Yet, Zelda is not afraid to draw from the strengths of those around her. In turn, her friends know that their own efforts will be paid off many times over. She allows us to take a look at the true value of our own heroic deeds, but she’s no mere reflection of our efforts. She has her own image in the game, and we aspire to live up to it. 

The “Zelda is the Light Dragon” moment is a memorable twist to be sure, but perhaps it shouldn’t be that surprising. That revelation represents the many ways that Zelda has long watched over us and filled this series with a guiding light that pierces through the darkness and offers a compass to follow no matter how winding the path becomes. Perhaps Zelda has sometimes been too quiet, too often, for too long, but she’s rarely been a non-entity. On some level, the desire to play as Princess Zelda stems from our greater desire to be Princess Zelda.

We are used to rescuing Zelda, but Zelda rescues us in Tears of the Kingdom. She makes a sacrifice in order to save those that she loves, and she was perfectly ready to live with the consequences of her actions. We simply return the favor when we offer that warming embrace that brings her back. Once she is back, she does the thing that she is uniquely equipped to do: lead the noblest of souls through a period of uncertainty and tremendous potential. 

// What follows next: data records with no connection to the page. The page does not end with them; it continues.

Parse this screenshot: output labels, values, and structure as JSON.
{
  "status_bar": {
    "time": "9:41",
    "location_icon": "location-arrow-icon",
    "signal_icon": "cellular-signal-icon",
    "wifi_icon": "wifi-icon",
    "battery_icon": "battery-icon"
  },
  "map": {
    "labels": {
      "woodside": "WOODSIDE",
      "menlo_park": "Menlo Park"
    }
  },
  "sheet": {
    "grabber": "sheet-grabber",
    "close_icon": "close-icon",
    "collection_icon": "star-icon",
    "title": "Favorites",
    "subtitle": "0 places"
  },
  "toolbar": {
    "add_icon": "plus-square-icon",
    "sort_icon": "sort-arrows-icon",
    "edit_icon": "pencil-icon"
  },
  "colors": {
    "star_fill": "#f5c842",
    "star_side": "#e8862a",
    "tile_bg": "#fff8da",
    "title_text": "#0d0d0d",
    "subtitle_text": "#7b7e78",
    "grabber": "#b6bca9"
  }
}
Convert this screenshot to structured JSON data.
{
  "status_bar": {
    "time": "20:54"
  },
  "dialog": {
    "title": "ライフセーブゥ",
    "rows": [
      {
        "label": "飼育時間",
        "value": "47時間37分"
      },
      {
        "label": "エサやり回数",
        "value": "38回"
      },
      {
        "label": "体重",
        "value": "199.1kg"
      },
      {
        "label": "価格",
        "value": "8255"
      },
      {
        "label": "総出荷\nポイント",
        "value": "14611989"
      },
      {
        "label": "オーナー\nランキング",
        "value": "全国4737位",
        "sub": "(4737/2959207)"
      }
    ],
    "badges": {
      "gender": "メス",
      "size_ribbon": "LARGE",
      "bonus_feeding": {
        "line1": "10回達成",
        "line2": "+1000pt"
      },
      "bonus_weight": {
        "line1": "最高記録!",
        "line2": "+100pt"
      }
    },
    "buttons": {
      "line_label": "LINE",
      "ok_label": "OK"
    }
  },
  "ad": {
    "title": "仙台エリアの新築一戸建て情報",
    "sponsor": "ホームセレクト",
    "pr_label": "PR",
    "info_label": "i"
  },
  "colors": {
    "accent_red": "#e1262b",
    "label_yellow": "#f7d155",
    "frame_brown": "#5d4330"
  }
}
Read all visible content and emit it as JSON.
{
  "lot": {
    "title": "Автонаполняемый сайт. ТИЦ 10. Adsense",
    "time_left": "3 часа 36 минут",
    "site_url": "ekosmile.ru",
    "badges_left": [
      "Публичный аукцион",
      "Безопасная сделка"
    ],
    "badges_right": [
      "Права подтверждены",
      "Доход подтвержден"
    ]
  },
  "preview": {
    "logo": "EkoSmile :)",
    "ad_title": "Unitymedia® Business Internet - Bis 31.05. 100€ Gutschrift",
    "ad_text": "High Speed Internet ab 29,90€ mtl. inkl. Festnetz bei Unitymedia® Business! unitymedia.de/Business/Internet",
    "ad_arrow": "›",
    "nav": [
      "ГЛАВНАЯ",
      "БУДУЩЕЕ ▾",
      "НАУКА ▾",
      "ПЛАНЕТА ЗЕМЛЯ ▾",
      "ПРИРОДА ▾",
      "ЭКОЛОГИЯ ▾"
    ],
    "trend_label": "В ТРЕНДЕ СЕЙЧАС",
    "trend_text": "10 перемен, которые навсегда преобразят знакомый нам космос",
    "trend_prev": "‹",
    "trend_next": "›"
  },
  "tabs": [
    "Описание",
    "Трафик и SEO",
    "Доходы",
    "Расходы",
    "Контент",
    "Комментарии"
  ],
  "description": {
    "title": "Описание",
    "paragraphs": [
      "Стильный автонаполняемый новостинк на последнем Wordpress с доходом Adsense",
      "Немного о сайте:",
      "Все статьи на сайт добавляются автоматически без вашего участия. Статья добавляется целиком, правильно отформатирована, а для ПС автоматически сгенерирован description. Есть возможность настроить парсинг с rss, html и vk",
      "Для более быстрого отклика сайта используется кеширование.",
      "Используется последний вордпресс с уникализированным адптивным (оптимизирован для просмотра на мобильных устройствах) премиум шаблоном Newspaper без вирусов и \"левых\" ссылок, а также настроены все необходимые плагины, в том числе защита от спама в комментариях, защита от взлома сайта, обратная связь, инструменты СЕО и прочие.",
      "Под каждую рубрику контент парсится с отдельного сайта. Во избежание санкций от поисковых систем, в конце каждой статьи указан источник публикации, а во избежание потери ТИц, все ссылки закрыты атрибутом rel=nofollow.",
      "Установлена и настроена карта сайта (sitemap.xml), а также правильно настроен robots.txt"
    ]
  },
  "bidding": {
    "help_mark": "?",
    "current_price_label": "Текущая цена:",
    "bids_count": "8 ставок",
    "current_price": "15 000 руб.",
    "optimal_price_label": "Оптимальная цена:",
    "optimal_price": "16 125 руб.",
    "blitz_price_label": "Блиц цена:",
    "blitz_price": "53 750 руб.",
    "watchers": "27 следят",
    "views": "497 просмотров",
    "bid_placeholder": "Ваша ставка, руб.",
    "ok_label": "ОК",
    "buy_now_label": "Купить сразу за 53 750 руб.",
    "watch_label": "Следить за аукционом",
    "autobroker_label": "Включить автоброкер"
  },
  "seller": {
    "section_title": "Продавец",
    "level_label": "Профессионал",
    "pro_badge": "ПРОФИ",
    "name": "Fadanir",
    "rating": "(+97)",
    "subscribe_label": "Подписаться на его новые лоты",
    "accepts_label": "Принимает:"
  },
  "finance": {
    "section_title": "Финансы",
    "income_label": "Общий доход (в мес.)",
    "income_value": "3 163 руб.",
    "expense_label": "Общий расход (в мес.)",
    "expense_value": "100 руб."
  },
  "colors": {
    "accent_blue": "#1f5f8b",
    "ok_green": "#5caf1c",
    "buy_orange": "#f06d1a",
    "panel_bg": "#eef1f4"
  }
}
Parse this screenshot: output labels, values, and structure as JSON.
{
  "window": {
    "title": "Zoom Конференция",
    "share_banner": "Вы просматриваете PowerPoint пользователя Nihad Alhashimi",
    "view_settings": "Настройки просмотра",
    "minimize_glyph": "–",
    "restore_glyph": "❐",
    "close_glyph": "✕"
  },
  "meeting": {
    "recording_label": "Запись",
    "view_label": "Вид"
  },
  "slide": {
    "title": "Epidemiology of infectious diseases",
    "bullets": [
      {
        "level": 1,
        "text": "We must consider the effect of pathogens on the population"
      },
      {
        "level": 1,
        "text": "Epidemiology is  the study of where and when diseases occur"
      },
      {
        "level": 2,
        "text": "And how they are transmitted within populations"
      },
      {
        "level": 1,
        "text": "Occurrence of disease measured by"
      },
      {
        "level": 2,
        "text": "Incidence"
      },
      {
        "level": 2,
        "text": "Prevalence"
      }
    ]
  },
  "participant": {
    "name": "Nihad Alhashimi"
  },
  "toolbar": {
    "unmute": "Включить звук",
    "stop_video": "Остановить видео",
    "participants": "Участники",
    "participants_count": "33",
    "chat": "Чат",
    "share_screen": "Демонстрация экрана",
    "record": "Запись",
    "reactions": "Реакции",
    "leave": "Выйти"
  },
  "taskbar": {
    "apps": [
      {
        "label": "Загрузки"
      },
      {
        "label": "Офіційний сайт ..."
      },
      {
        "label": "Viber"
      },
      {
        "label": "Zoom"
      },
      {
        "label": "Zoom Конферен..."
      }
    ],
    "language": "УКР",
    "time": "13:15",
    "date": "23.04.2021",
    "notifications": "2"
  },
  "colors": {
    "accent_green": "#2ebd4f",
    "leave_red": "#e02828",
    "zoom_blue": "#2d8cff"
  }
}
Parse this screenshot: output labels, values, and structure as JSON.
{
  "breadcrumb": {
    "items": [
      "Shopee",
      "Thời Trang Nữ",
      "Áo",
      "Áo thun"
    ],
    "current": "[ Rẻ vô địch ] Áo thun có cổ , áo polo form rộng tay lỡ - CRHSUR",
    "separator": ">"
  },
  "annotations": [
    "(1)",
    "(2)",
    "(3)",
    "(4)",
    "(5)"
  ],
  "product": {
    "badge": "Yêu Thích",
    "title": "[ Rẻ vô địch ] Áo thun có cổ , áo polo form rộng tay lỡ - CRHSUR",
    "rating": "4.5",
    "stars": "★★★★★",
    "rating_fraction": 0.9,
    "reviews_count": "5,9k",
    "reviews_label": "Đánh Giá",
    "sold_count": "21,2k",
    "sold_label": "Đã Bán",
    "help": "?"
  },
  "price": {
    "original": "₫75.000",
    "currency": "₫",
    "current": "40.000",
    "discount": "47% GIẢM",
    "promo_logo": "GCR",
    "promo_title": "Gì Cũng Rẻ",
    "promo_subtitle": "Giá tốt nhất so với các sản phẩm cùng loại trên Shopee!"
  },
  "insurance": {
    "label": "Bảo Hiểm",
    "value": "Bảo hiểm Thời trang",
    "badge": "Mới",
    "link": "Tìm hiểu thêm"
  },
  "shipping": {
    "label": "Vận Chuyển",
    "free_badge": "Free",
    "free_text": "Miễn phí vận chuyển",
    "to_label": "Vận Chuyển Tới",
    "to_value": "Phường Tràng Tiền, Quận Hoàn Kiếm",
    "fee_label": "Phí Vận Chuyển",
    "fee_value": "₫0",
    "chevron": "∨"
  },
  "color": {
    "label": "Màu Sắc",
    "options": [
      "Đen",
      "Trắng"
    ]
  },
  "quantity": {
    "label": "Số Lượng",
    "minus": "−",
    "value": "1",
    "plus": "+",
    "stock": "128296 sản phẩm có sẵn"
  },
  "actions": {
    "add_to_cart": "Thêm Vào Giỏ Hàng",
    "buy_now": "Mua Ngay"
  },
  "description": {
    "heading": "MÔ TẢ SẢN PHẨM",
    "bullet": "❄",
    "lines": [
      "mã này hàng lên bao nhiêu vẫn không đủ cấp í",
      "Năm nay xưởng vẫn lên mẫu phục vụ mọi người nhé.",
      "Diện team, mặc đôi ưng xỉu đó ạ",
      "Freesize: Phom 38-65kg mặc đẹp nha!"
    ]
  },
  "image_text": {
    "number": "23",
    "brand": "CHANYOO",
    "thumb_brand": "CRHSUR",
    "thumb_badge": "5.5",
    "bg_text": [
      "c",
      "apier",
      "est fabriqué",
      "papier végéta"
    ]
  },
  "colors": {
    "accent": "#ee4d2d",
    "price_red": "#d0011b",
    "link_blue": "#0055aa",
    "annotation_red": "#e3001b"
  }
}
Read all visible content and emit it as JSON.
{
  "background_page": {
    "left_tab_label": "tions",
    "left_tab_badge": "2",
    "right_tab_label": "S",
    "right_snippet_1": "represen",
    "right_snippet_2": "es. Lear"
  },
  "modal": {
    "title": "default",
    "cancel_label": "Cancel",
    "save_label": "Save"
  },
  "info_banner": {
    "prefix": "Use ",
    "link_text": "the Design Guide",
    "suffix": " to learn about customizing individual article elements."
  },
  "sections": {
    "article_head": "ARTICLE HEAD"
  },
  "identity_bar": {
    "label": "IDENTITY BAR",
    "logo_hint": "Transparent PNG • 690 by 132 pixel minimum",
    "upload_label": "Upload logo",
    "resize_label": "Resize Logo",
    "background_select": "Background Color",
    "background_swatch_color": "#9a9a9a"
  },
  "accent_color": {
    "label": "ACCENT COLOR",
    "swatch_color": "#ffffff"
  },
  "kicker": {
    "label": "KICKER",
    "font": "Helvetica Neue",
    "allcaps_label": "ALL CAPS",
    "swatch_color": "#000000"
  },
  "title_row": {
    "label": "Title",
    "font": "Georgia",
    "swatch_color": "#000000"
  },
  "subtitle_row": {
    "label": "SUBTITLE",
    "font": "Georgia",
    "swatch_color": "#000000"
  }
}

One day, Zelda might be the playable protagonist in a game that feels worthy of her character. Until then, it’s surprisingly lovely to see one of the most cinematic Legend of Zelda games yet show why she’s always been more than just the name on the box